The South African WTO TBT Enquiry point contact details are as follows:

The South African WTO/TBT Enquiry Point:
ECONOMIC IMPACT & IP Department
South African Bureau of Standards (SABS)
1 Dr Lategan Road, Groenkloof
Private Bag X191
Pretoria
0001
South Africa
Website: www.sabs.co.za
Tel.: +27 12 428 6229
E-mail: wto@sabs.co.za

Contact person:
Ms. Dineo Hexana
Tel: + 27 12 428 6229
E-Mail: wto@sabs.co.za

NRCS R&D Regulatory Activity Matrix

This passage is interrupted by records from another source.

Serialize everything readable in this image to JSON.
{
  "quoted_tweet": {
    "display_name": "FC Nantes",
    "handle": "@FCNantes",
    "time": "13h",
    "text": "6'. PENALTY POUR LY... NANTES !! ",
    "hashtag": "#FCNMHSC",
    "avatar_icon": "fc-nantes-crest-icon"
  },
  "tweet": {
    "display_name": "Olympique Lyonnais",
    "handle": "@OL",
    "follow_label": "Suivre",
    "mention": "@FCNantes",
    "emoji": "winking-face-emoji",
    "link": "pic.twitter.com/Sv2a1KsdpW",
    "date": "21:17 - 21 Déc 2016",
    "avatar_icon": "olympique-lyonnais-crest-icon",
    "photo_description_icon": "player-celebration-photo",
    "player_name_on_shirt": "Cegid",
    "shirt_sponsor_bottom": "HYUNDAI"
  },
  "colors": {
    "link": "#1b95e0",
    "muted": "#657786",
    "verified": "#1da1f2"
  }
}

Many Government departments have mandates and legislation that they enforce via technical regulations or compulsory specifications. These regulatory overlaps often result in areas of uncertainty and confusion for stakeholders. Inefficiencies in the current operating environment have been regularly identified especially when market failures are communicated to a regulator by industry associations and/or consumer organisations as well as when Government departments request a particular regulator to develop a technical regulation. The NRCS R&D Regulatory Activity Matrix is a valuable tool, especially when a request is received for a new technical regulation/compulsory specification to be drawn up. In executing a feasibility study for the development of a technical regulation, insight in current regulatory regimes are required in order to identify possible regulatory mandate overlaps and conflicts that may arise. The information required is easily accessible from the regulatory matrix and will assist Government departments and regulators alike to interact pro-actively with their appropriate counterparts and avoid overlap and conflict by clearly defining the role-players and responsibilities. Access to accurate information will ensure smooth functioning of workflow and avoid unnecessary delays due to unclear roles. Consumers using the regulatory matrix will be well informed on whom to approach and this will positively impact on service delivery.

Disclaimer

While every reasonable effort is made to maintain current and accurate information on this site, the dti accepts no responsibility for any errors or omissions on these pages or any site to which the site pages link, or for direct or indirect damage as a result of the usage or quoting the content on the site or the information delivered or not delivered. Where appropriate, external links have been provided for the user's convenience; the dti is not responsible for the content or reliability of linked websites and does not necessarily endorse the view expressed within them. Listing shall not be taken as endorsement of any kind. the dti cannot guarantee that these links will work all of the time and has no control over the availability of the linked sites or pages. The use of the content of this website is at the user's own risk. The user assumes full responsibility and risk of loss resulting from the use of the content of this site. Any communications or data message that a user sends to the dti will be regarded having been received by the dti when receipt is acknowledged in writing. If the user does not receive a response within a reasonable period of time, the user should follow it up with the dti. the dti shall not be liable for any failure to respond.